What to do: Scanning the listing below, tally every line where the string "kind" shows up, then state the count alone.

Recorded data: Begin

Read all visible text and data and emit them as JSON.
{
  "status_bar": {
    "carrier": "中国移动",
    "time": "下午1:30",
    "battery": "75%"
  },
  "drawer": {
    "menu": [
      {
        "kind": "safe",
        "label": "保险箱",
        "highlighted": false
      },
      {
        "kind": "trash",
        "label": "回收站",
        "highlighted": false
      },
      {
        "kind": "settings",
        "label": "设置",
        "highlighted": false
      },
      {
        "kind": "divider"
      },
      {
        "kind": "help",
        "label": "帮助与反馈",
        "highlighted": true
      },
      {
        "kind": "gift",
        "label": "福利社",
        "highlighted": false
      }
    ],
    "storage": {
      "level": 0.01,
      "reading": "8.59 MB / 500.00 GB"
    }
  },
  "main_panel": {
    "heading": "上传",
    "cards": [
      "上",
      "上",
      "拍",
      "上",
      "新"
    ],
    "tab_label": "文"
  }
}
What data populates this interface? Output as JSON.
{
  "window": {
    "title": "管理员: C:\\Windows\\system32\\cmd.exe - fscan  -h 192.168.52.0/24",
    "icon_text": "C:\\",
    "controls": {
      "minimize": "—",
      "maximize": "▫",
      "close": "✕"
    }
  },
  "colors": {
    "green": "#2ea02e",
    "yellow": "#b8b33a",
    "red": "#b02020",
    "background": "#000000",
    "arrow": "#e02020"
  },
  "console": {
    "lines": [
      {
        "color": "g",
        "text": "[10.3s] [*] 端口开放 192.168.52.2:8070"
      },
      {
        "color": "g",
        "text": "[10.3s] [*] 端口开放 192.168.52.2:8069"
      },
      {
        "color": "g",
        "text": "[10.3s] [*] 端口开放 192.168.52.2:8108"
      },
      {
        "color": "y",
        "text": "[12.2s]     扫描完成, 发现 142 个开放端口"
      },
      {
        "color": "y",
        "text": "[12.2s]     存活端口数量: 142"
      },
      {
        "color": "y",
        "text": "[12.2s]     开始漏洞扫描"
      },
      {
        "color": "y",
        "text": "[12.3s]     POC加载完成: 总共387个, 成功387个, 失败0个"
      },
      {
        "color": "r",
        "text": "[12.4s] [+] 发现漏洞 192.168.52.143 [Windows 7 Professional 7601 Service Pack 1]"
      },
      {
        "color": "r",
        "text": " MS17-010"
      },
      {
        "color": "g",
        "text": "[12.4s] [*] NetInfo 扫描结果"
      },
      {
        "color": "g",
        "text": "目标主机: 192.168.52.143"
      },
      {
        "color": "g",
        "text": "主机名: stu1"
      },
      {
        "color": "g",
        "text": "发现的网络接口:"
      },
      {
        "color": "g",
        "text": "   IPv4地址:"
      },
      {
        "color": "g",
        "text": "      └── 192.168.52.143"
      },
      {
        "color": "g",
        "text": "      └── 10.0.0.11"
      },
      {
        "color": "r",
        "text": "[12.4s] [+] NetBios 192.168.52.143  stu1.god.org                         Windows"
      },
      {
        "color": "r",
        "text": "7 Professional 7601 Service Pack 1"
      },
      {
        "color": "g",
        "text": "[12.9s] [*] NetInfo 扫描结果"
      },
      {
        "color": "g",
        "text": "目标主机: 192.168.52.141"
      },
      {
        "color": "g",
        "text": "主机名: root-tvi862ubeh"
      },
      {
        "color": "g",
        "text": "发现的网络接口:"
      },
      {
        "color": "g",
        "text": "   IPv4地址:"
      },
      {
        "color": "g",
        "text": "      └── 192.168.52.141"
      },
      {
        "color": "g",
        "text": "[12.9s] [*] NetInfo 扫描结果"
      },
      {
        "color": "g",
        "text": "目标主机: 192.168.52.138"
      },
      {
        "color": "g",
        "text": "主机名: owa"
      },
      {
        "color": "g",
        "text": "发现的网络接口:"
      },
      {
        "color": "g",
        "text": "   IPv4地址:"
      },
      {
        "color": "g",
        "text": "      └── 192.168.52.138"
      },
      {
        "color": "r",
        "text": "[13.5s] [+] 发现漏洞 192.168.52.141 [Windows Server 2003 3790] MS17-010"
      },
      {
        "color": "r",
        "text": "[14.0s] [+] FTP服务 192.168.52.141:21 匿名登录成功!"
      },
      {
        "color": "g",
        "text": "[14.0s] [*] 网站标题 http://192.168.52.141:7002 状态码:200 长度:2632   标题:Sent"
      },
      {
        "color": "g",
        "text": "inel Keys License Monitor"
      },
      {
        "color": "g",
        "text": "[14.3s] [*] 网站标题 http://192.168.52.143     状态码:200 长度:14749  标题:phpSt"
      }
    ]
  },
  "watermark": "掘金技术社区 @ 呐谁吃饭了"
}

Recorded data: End

Task result: 6